Later in the movie, there’s a spine-chilling scene in which the invitees of the party disguise an auction of human life as a game of BINGO. The bidding is done silently, with interested buyers raising their BINGO card as the auctioneer holds up a price with his fingers. In this sequence, the camera casually catches multiple BINGO cards. Again, there is no BINGO Game, but each card has five squares already marked in a row. In this type of BINGO, all of the white party goers are winning from the very beginning. It is a perfect metaphor for the kind of white privilege that prevented me from seeing Rose’s interpretation of the police encounter clearly. Jordan Peele isn’t combating the rebel flag-touting, hate crime-perpetuating brand of racism. He’s highlighting something much more prominent, and, on the whole, perhaps equally dangerous. Because, with the empowered skinheads and KKK leaders and Nazis marching with new licensure at the back of Trump’s voting bloc, all you have to do to avoid critical assessment is not be a racist of the neon confederate or Swastika sort. Out of necessity, everyone else is going to go unchecked by most artistic and political voices, but not by Jordan Peele.

That’s the real magic of Peele’s brilliant horror film: it is as much about the pre-existing racism of America as it is about the ingeniously anticipated embedded racism of the white audience’s reaction to the movie.

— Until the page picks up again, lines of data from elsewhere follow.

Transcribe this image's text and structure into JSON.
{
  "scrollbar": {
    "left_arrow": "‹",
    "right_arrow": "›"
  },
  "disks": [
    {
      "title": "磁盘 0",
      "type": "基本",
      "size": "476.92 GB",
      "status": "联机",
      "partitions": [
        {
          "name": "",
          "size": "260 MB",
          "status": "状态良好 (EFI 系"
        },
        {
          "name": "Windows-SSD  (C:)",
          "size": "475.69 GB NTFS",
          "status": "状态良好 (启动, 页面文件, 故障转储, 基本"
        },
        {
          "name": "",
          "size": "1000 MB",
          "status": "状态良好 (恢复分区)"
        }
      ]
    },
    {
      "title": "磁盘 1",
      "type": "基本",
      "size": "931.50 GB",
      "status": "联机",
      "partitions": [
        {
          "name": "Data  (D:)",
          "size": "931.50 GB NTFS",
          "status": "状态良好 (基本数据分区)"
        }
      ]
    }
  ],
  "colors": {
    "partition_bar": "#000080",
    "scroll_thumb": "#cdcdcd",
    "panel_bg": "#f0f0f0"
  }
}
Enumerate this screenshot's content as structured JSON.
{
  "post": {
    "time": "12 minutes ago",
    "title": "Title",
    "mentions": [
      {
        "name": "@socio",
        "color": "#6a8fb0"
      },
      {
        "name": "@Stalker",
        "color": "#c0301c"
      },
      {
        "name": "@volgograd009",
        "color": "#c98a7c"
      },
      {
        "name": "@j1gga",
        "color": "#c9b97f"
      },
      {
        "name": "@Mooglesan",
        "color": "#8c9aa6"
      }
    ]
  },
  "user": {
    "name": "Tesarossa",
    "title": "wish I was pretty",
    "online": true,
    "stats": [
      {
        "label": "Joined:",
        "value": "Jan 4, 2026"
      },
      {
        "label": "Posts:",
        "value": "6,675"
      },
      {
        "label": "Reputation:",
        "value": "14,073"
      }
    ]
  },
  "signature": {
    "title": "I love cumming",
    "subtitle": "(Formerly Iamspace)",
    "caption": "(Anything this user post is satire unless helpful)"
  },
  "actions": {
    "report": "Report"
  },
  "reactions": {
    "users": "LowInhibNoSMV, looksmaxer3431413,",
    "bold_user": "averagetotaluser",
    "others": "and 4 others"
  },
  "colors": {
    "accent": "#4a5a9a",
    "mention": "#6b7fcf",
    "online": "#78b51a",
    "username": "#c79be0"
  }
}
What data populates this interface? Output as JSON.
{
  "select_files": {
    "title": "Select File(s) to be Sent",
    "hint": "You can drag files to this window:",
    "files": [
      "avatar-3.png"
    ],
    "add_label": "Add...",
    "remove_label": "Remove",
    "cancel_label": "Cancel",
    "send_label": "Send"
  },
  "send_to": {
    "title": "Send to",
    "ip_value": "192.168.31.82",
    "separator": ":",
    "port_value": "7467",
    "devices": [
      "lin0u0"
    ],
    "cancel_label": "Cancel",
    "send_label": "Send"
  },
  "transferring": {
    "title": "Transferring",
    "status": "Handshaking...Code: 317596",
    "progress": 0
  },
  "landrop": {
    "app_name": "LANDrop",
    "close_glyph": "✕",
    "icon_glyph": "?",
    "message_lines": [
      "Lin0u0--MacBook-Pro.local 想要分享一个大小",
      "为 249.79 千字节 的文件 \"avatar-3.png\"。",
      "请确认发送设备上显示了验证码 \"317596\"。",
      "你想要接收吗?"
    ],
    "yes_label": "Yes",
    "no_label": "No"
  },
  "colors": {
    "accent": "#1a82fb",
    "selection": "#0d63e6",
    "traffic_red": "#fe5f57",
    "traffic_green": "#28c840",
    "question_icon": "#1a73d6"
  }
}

Image via Twitter User @NosaIsabor

You see it all over. Appended points to nearly glowing reviews given hesitation by the racial messaging. You see general audiences confusing the Armitage’s “appropriation” with “admiration.” A headline in The Washington Post reads “A horror movie that makes racism terrifying,” as if it weren’t already. As if white America needed a movie’s help in understanding that racism is scary.

After my friend and colleague Richard Newby wrote his terrific review about the film and its treatment of the black experience, I talked to him about the movie and learned that a white guy sitting near him kept monitoring his reaction to the film, and, on his way out, the white guy said to an accompanying party that he had no idea what was going on in that movie. Probably a nice enough, guy, I’m sure. But Richard’s personal experience with this stranger made me realize that I should go back and reassess this movie in terms of my white experience.

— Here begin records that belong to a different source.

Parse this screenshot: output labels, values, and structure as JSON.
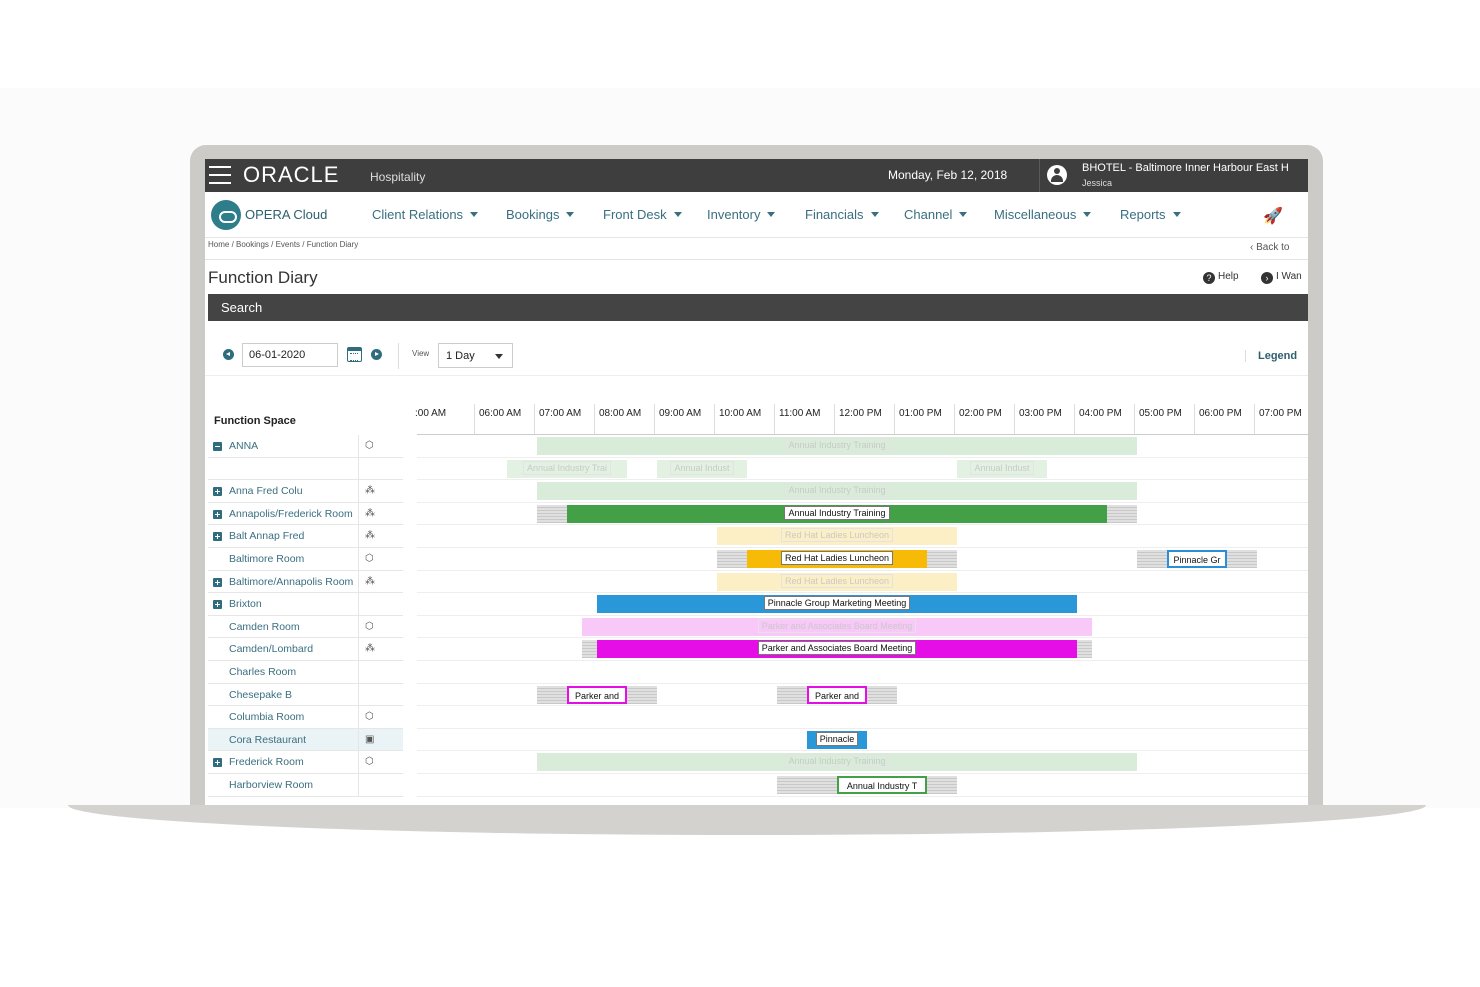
{
  "topbar": {
    "brand": "ORACLE",
    "brand_sub": "Hospitality",
    "date": "Monday, Feb 12, 2018",
    "hotel": "BHOTEL - Baltimore Inner Harbour East H",
    "user": "Jessica"
  },
  "nav": {
    "app": "OPERA Cloud",
    "menus": [
      "Client Relations",
      "Bookings",
      "Front Desk",
      "Inventory",
      "Financials",
      "Channel",
      "Miscellaneous",
      "Reports"
    ]
  },
  "breadcrumb": "Home / Bookings / Events / Function Diary",
  "back_link": "Back to",
  "page": {
    "title": "Function Diary",
    "help": "Help",
    "i_want": "I Wan"
  },
  "search": {
    "label": "Search",
    "date_value": "06-01-2020",
    "view_label": "View",
    "view_value": "1 Day",
    "legend": "Legend"
  },
  "diary": {
    "function_space_header": "Function Space",
    "times": [
      ":00 AM",
      "06:00 AM",
      "07:00 AM",
      "08:00 AM",
      "09:00 AM",
      "10:00 AM",
      "11:00 AM",
      "12:00 PM",
      "01:00 PM",
      "02:00 PM",
      "03:00 PM",
      "04:00 PM",
      "05:00 PM",
      "06:00 PM",
      "07:00 PM"
    ],
    "rooms": [
      {
        "name": "ANNA",
        "expander": "minus",
        "icon": "cube-icon"
      },
      {
        "name": "",
        "expander": "",
        "icon": ""
      },
      {
        "name": "Anna Fred Colu",
        "expander": "plus",
        "icon": "combo-icon"
      },
      {
        "name": "Annapolis/Frederick Room",
        "expander": "plus",
        "icon": "combo-icon"
      },
      {
        "name": "Balt Annap Fred",
        "expander": "plus",
        "icon": "combo-icon"
      },
      {
        "name": "Baltimore Room",
        "expander": "",
        "icon": "cube-icon"
      },
      {
        "name": "Baltimore/Annapolis Room",
        "expander": "plus",
        "icon": "combo-icon"
      },
      {
        "name": "Brixton",
        "expander": "plus",
        "icon": ""
      },
      {
        "name": "Camden Room",
        "expander": "",
        "icon": "cube-icon"
      },
      {
        "name": "Camden/Lombard",
        "expander": "",
        "icon": "combo-icon"
      },
      {
        "name": "Charles Room",
        "expander": "",
        "icon": ""
      },
      {
        "name": "Chesepake B",
        "expander": "",
        "icon": ""
      },
      {
        "name": "Columbia Room",
        "expander": "",
        "icon": "cube-icon"
      },
      {
        "name": "Cora Restaurant",
        "expander": "",
        "icon": "restaurant-icon"
      },
      {
        "name": "Frederick Room",
        "expander": "plus",
        "icon": "cube-icon"
      },
      {
        "name": "Harborview Room",
        "expander": "",
        "icon": ""
      }
    ],
    "events": [
      {
        "row": 0,
        "label": "Annual Industry Training",
        "start": 7.0,
        "end": 17.0,
        "bg": "#d9ecd9",
        "style": "faded"
      },
      {
        "row": 1,
        "label": "Annual Industry Trai",
        "start": 6.5,
        "end": 8.5,
        "bg": "#e3f1e3",
        "style": "faded"
      },
      {
        "row": 1,
        "label": "Annual Indust",
        "start": 9.0,
        "end": 10.5,
        "bg": "#e3f1e3",
        "style": "faded"
      },
      {
        "row": 1,
        "label": "Annual Indust",
        "start": 14.0,
        "end": 15.5,
        "bg": "#e3f1e3",
        "style": "faded"
      },
      {
        "row": 2,
        "label": "Annual Industry Training",
        "start": 7.0,
        "end": 17.0,
        "bg": "#d9ecd9",
        "style": "faded"
      },
      {
        "row": 3,
        "label": "Annual Industry Training",
        "start": 7.5,
        "end": 16.5,
        "bg": "#43a047",
        "style": "solid"
      },
      {
        "row": 4,
        "label": "Red Hat Ladies Luncheon",
        "start": 10.0,
        "end": 14.0,
        "bg": "#fcefc5",
        "style": "faded"
      },
      {
        "row": 5,
        "label": "Red Hat Ladies Luncheon",
        "start": 10.5,
        "end": 13.5,
        "bg": "#f7bb07",
        "style": "solid"
      },
      {
        "row": 5,
        "label": "Pinnacle Gr",
        "start": 17.5,
        "end": 18.5,
        "bg": "#ffffff",
        "style": "solid",
        "border": "#2a8fd6"
      },
      {
        "row": 6,
        "label": "Red Hat Ladies Luncheon",
        "start": 10.0,
        "end": 14.0,
        "bg": "#fcefc5",
        "style": "faded"
      },
      {
        "row": 7,
        "label": "Pinnacle Group Marketing Meeting",
        "start": 8.0,
        "end": 16.0,
        "bg": "#2a98d8",
        "style": "solid"
      },
      {
        "row": 8,
        "label": "Parker and Associates Board Meeting",
        "start": 7.75,
        "end": 16.25,
        "bg": "#f8c8f8",
        "style": "faded"
      },
      {
        "row": 9,
        "label": "Parker and Associates Board Meeting",
        "start": 8.0,
        "end": 16.0,
        "bg": "#e60ee6",
        "style": "solid"
      },
      {
        "row": 11,
        "label": "Parker and",
        "start": 7.5,
        "end": 8.5,
        "bg": "#ffffff",
        "style": "solid",
        "border": "#e60ee6"
      },
      {
        "row": 11,
        "label": "Parker and",
        "start": 11.5,
        "end": 12.5,
        "bg": "#ffffff",
        "style": "solid",
        "border": "#e60ee6"
      },
      {
        "row": 13,
        "label": "Pinnacle",
        "start": 11.5,
        "end": 12.5,
        "bg": "#2a98d8",
        "style": "solid"
      },
      {
        "row": 14,
        "label": "Annual Industry Training",
        "start": 7.0,
        "end": 17.0,
        "bg": "#d9ecd9",
        "style": "faded"
      },
      {
        "row": 15,
        "label": "Annual Industry T",
        "start": 12.0,
        "end": 13.5,
        "bg": "#ffffff",
        "style": "solid",
        "border": "#43a047"
      }
    ],
    "setup_blocks": [
      {
        "row": 3,
        "start": 7.0,
        "end": 7.5
      },
      {
        "row": 3,
        "start": 16.5,
        "end": 17.0
      },
      {
        "row": 5,
        "start": 10.0,
        "end": 10.5
      },
      {
        "row": 5,
        "start": 13.5,
        "end": 14.0
      },
      {
        "row": 5,
        "start": 17.0,
        "end": 17.5
      },
      {
        "row": 5,
        "start": 18.5,
        "end": 19.0
      },
      {
        "row": 9,
        "start": 7.75,
        "end": 8.0
      },
      {
        "row": 9,
        "start": 16.0,
        "end": 16.25
      },
      {
        "row": 11,
        "start": 7.0,
        "end": 7.5
      },
      {
        "row": 11,
        "start": 8.5,
        "end": 9.0
      },
      {
        "row": 11,
        "start": 11.0,
        "end": 11.5
      },
      {
        "row": 11,
        "start": 12.5,
        "end": 13.0
      },
      {
        "row": 15,
        "start": 11.0,
        "end": 12.0
      },
      {
        "row": 15,
        "start": 13.5,
        "end": 14.0
      }
    ]
  }
}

You know what matters in Get Out? The black lives. The white characters (who I’ve seen described as wooden and stiff in a few positive reviews, because how dare they) and the comfortable artifice of their affluent lives are all symbolic–they are devices, they are the targets used for practice before the weapon is pointed at the audiences. It’s a bit of a gleeful and much-needed psychological stick-up. Maybe that’s why the critical community clinged so fiercely to that 100% Rotten Tomatoes rating that persisted through the opening weekend of Peele’s film. Even the best films draw their fruitful (if contrarian) contenders; consensus in any other circumstance would be considered stifling to the subsequent discourse, but who among you out there in the overwhelmingly white critical community has the guts to withstand what that attention means?

And maybe it’s also why so many were eager to steer the conversation toward Peele’s astounding aesthetic construction. Yeah, the film takes its influence from Polanksi’s best work, but shouldn’t we be talking about its sociological statements and working backward. Is that not what we do in other films which present satirical or symbolic monsters?

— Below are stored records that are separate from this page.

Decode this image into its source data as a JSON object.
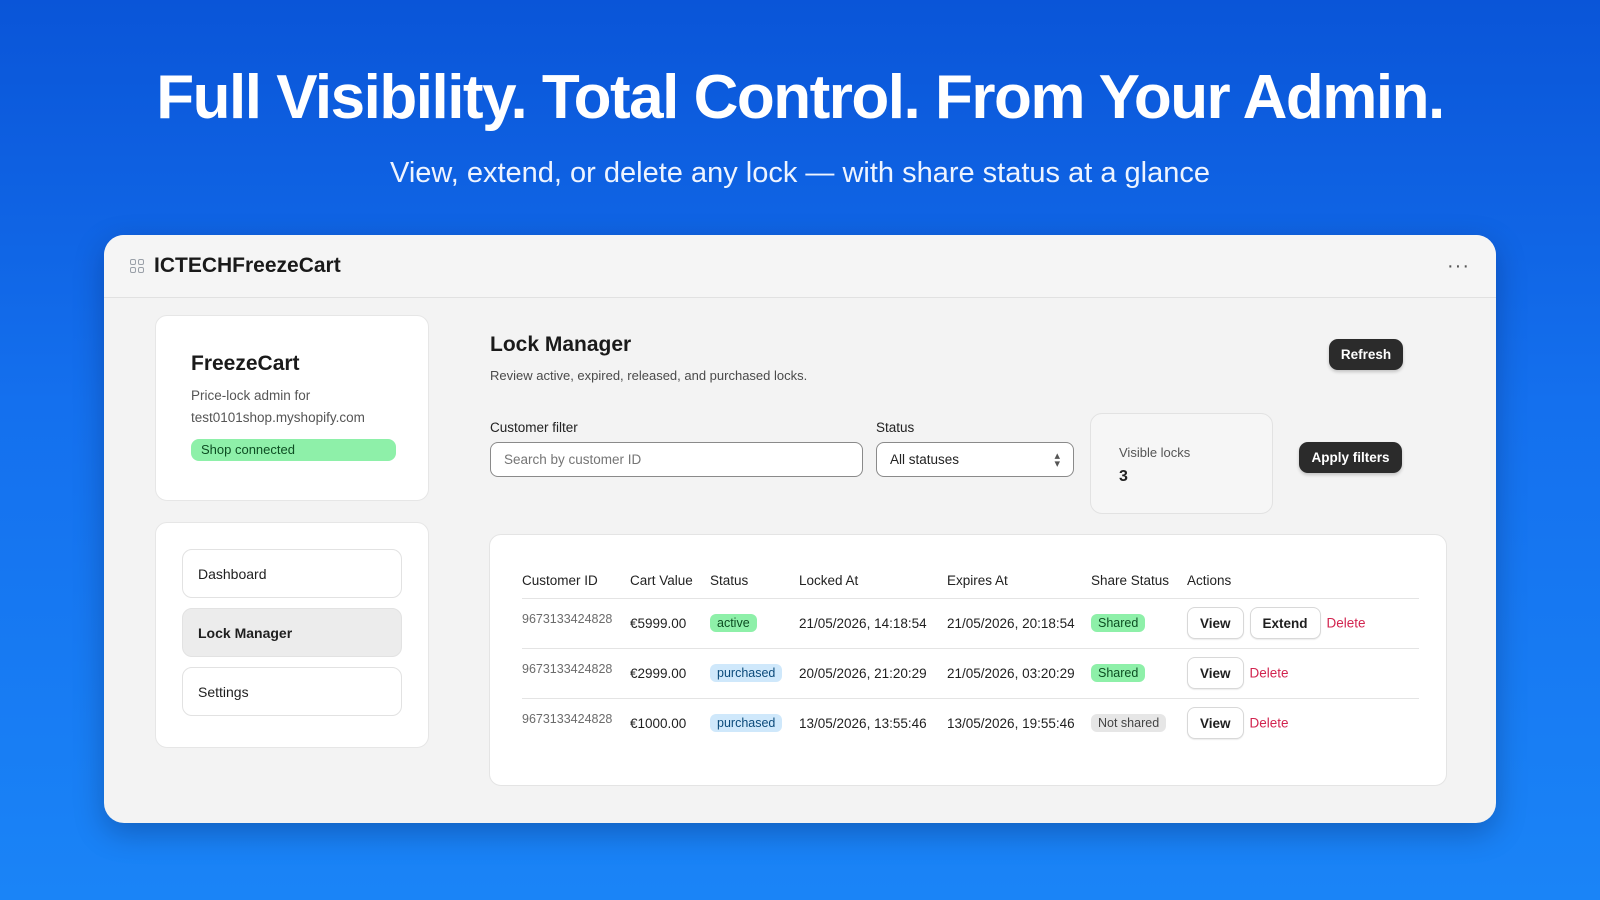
{
  "hero": {
    "title": "Full Visibility. Total Control. From Your Admin.",
    "subtitle": "View, extend, or delete any lock — with share status at a glance"
  },
  "window": {
    "app_title": "ICTECHFreezeCart",
    "more_label": "···"
  },
  "shop": {
    "name": "FreezeCart",
    "desc_line1": "Price-lock admin for",
    "desc_line2": "test0101shop.myshopify.com",
    "badge": "Shop connected"
  },
  "nav": {
    "items": [
      {
        "label": "Dashboard"
      },
      {
        "label": "Lock Manager"
      },
      {
        "label": "Settings"
      }
    ]
  },
  "main": {
    "title": "Lock Manager",
    "description": "Review active, expired, released, and purchased locks.",
    "refresh_label": "Refresh",
    "apply_label": "Apply filters"
  },
  "filters": {
    "customer_label": "Customer filter",
    "customer_placeholder": "Search by customer ID",
    "status_label": "Status",
    "status_value": "All statuses",
    "visible_label": "Visible locks",
    "visible_value": "3"
  },
  "table": {
    "headers": [
      "Customer ID",
      "Cart Value",
      "Status",
      "Locked At",
      "Expires At",
      "Share Status",
      "Actions"
    ],
    "rows": [
      {
        "customer_id": "9673133424828",
        "cart_value": "€5999.00",
        "status": "active",
        "locked_at": "21/05/2026, 14:18:54",
        "expires_at": "21/05/2026, 20:18:54",
        "share_status": "Shared",
        "view": "View",
        "extend": "Extend",
        "delete": "Delete"
      },
      {
        "customer_id": "9673133424828",
        "cart_value": "€2999.00",
        "status": "purchased",
        "locked_at": "20/05/2026, 21:20:29",
        "expires_at": "21/05/2026, 03:20:29",
        "share_status": "Shared",
        "view": "View",
        "delete": "Delete"
      },
      {
        "customer_id": "9673133424828",
        "cart_value": "€1000.00",
        "status": "purchased",
        "locked_at": "13/05/2026, 13:55:46",
        "expires_at": "13/05/2026, 19:55:46",
        "share_status": "Not shared",
        "view": "View",
        "delete": "Delete"
      }
    ]
  },
  "colors": {
    "background_top": "#0a55d8",
    "background_bottom": "#1a84f7",
    "badge_green": "#8ef0a9",
    "badge_blue": "#cfe8fb",
    "delete_red": "#d2244f",
    "button_dark": "#2b2b2b"
  },
  "icons": {
    "app": "app-grid-icon",
    "more": "more-horizontal-icon",
    "select": "chevron-up-down-icon"
  }
}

I mean, we can discuss it however we would like, right? We’re the good guys. We supported Obama. We all liked Get Out. And if the past years have taught us anything, they have taught us that when a black man points out a white monster, we as good white people are under no obligation to accept the accusation. We don’t even have to listen.

Because we’re the monsters here. We don’t have to do anything…

Featured Image: Universal Pictures